RECORD SET below:
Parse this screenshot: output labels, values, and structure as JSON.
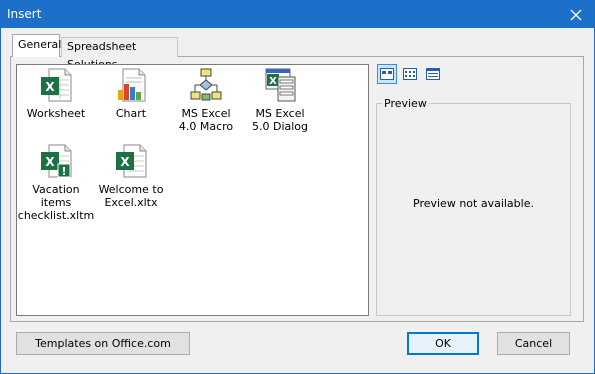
{
  "window": {
    "title": "Insert"
  },
  "tabs": [
    {
      "label": "General",
      "active": true
    },
    {
      "label": "Spreadsheet Solutions",
      "active": false
    }
  ],
  "items": [
    {
      "label": "Worksheet",
      "icon": "excel-worksheet-icon",
      "selected": true
    },
    {
      "label": "Chart",
      "icon": "chart-document-icon",
      "selected": false
    },
    {
      "label": "MS Excel 4.0 Macro",
      "icon": "macro-flowchart-icon",
      "selected": false
    },
    {
      "label": "MS Excel 5.0 Dialog",
      "icon": "dialog-sheet-icon",
      "selected": false
    },
    {
      "label": "Vacation items checklist.xltm",
      "icon": "excel-macro-template-icon",
      "selected": false
    },
    {
      "label": "Welcome to Excel.xltx",
      "icon": "excel-template-icon",
      "selected": false
    }
  ],
  "view_buttons": [
    {
      "name": "large-icons-view",
      "active": true
    },
    {
      "name": "list-view",
      "active": false
    },
    {
      "name": "details-view",
      "active": false
    }
  ],
  "preview": {
    "legend": "Preview",
    "message": "Preview not available."
  },
  "buttons": {
    "templates": "Templates on Office.com",
    "ok": "OK",
    "cancel": "Cancel"
  },
  "colors": {
    "titlebar": "#1b70c9",
    "selection": "#0078d7",
    "excel_green": "#1e7145"
  }
}
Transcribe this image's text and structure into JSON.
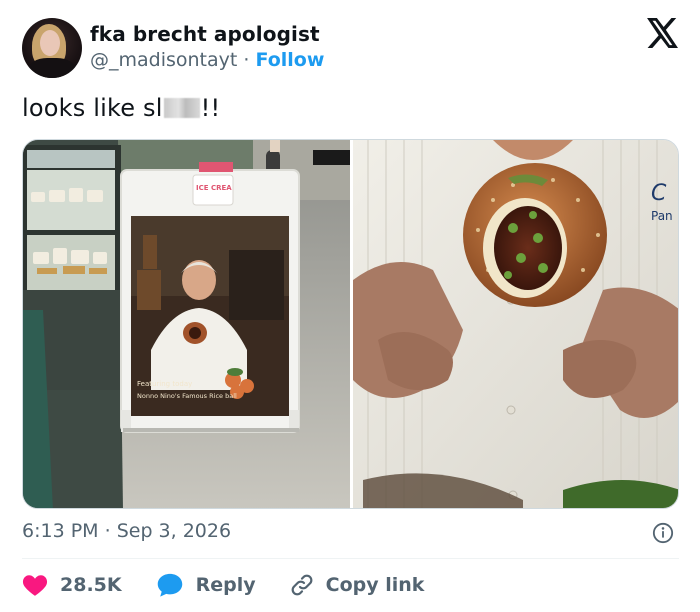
{
  "author": {
    "display_name": "fka brecht apologist",
    "handle": "@_madisontayt",
    "separator": "·",
    "follow_label": "Follow"
  },
  "icons": {
    "brand": "x-logo-icon",
    "info": "info-icon",
    "like": "heart-icon",
    "reply": "reply-bubble-icon",
    "copy": "link-icon"
  },
  "tweet": {
    "text_before": "looks like sl",
    "text_after": "!!"
  },
  "media": {
    "sign_cup_text": "ICE CREA",
    "sign_featuring": "Featuring today",
    "sign_subtitle": "Nonno Nino's Famous  Rice ball"
  },
  "meta": {
    "time": "6:13 PM",
    "separator": "·",
    "date": "Sep 3, 2026"
  },
  "actions": {
    "like_count": "28.5K",
    "reply_label": "Reply",
    "copy_label": "Copy link"
  },
  "colors": {
    "accent": "#1d9bf0",
    "like": "#f91880",
    "secondary_text": "#536471"
  }
}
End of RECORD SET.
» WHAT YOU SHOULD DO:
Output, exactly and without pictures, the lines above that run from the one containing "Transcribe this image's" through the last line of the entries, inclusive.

» RESULT:
Transcribe this image's text and structure into JSON.
{
  "author": {
    "display_name": "fka brecht apologist",
    "handle": "@_madisontayt",
    "separator": "·",
    "follow_label": "Follow"
  },
  "icons": {
    "brand": "x-logo-icon",
    "info": "info-icon",
    "like": "heart-icon",
    "reply": "reply-bubble-icon",
    "copy": "link-icon"
  },
  "tweet": {
    "text_before": "looks like sl",
    "text_after": "!!"
  },
  "media": {
    "sign_cup_text": "ICE CREA",
    "sign_featuring": "Featuring today",
    "sign_subtitle": "Nonno Nino's Famous  Rice ball"
  },
  "meta": {
    "time": "6:13 PM",
    "separator": "·",
    "date": "Sep 3, 2026"
  },
  "actions": {
    "like_count": "28.5K",
    "reply_label": "Reply",
    "copy_label": "Copy link"
  },
  "colors": {
    "accent": "#1d9bf0",
    "like": "#f91880",
    "secondary_text": "#536471"
  }
}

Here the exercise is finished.